*** Block opens ***

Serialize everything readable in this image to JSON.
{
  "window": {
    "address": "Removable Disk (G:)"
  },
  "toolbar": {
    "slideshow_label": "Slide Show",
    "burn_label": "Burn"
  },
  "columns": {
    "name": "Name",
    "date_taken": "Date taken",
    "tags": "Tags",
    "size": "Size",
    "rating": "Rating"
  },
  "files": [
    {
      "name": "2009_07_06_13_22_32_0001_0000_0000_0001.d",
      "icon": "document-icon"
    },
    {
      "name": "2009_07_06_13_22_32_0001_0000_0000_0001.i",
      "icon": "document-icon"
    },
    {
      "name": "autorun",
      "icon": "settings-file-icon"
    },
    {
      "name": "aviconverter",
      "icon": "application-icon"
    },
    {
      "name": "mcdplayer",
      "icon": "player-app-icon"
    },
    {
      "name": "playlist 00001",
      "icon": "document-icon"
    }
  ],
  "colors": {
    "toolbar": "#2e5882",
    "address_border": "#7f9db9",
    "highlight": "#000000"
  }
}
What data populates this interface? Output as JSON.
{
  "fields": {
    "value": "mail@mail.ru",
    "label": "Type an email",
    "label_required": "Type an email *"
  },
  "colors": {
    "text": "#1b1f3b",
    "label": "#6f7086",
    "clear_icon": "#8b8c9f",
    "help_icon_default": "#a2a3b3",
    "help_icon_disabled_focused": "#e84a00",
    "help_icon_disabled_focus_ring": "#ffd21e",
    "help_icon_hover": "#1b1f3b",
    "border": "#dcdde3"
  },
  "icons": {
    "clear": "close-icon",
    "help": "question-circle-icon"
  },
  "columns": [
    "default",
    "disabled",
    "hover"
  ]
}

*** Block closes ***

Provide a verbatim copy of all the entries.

Serialize everything readable in this image to JSON.
{
  "window": {
    "address": "Removable Disk (G:)"
  },
  "toolbar": {
    "slideshow_label": "Slide Show",
    "burn_label": "Burn"
  },
  "columns": {
    "name": "Name",
    "date_taken": "Date taken",
    "tags": "Tags",
    "size": "Size",
    "rating": "Rating"
  },
  "files": [
    {
      "name": "2009_07_06_13_22_32_0001_0000_0000_0001.d",
      "icon": "document-icon"
    },
    {
      "name": "2009_07_06_13_22_32_0001_0000_0000_0001.i",
      "icon": "document-icon"
    },
    {
      "name": "autorun",
      "icon": "settings-file-icon"
    },
    {
      "name": "aviconverter",
      "icon": "application-icon"
    },
    {
      "name": "mcdplayer",
      "icon": "player-app-icon"
    },
    {
      "name": "playlist 00001",
      "icon": "document-icon"
    }
  ],
  "colors": {
    "toolbar": "#2e5882",
    "address_border": "#7f9db9",
    "highlight": "#000000"
  }
}
What data populates this interface? Output as JSON.
{
  "fields": {
    "value": "mail@mail.ru",
    "label": "Type an email",
    "label_required": "Type an email *"
  },
  "colors": {
    "text": "#1b1f3b",
    "label": "#6f7086",
    "clear_icon": "#8b8c9f",
    "help_icon_default": "#a2a3b3",
    "help_icon_disabled_focused": "#e84a00",
    "help_icon_disabled_focus_ring": "#ffd21e",
    "help_icon_hover": "#1b1f3b",
    "border": "#dcdde3"
  },
  "icons": {
    "clear": "close-icon",
    "help": "question-circle-icon"
  },
  "columns": [
    "default",
    "disabled",
    "hover"
  ]
}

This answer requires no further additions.